─── Provided records

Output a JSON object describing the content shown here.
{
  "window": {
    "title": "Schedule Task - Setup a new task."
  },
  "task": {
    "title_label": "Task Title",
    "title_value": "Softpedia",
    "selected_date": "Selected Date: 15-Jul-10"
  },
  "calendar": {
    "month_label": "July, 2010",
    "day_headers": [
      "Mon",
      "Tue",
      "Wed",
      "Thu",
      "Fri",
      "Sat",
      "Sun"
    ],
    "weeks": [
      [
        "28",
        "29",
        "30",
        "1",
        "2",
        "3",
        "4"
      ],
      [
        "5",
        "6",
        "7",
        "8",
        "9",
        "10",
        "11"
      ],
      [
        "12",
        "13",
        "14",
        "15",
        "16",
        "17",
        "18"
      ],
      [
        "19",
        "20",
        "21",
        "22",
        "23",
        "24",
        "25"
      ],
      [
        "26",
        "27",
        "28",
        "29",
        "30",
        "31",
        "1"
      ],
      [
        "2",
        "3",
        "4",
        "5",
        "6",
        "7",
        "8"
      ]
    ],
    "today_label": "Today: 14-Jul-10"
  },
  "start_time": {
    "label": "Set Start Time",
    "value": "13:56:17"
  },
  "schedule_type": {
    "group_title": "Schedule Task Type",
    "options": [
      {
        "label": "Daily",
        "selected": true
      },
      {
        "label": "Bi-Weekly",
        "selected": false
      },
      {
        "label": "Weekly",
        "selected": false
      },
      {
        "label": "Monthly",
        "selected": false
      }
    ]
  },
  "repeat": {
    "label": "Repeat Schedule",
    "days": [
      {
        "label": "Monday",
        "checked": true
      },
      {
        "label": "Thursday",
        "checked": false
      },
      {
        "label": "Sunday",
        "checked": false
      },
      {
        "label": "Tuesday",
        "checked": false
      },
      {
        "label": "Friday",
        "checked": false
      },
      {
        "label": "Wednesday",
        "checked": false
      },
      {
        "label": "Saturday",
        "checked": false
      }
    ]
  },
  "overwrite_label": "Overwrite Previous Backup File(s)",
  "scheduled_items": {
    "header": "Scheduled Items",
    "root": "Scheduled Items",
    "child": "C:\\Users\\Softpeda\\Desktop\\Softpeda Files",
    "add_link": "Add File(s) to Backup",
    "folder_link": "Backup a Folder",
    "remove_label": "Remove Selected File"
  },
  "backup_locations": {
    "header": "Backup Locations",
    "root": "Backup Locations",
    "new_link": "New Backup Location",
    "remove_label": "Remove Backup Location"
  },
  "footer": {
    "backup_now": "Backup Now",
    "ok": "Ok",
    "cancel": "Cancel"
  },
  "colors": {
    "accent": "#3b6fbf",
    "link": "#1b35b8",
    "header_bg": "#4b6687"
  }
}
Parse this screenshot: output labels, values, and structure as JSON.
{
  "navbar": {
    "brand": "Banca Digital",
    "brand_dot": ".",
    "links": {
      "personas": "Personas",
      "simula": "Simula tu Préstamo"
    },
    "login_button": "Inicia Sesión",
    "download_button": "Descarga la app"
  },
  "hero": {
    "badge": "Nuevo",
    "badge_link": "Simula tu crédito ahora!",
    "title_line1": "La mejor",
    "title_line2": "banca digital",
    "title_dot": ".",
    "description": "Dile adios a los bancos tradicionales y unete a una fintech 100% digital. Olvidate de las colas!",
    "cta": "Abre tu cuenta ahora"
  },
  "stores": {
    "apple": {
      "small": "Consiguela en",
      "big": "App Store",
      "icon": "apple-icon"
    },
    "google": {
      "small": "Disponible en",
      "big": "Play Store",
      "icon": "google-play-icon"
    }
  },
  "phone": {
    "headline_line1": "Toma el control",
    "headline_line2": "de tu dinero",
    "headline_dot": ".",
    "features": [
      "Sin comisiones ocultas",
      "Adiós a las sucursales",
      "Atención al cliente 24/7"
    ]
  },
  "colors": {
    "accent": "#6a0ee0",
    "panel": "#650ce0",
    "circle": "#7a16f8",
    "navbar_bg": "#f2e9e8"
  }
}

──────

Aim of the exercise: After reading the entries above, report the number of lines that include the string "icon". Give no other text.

Exercise solution: 2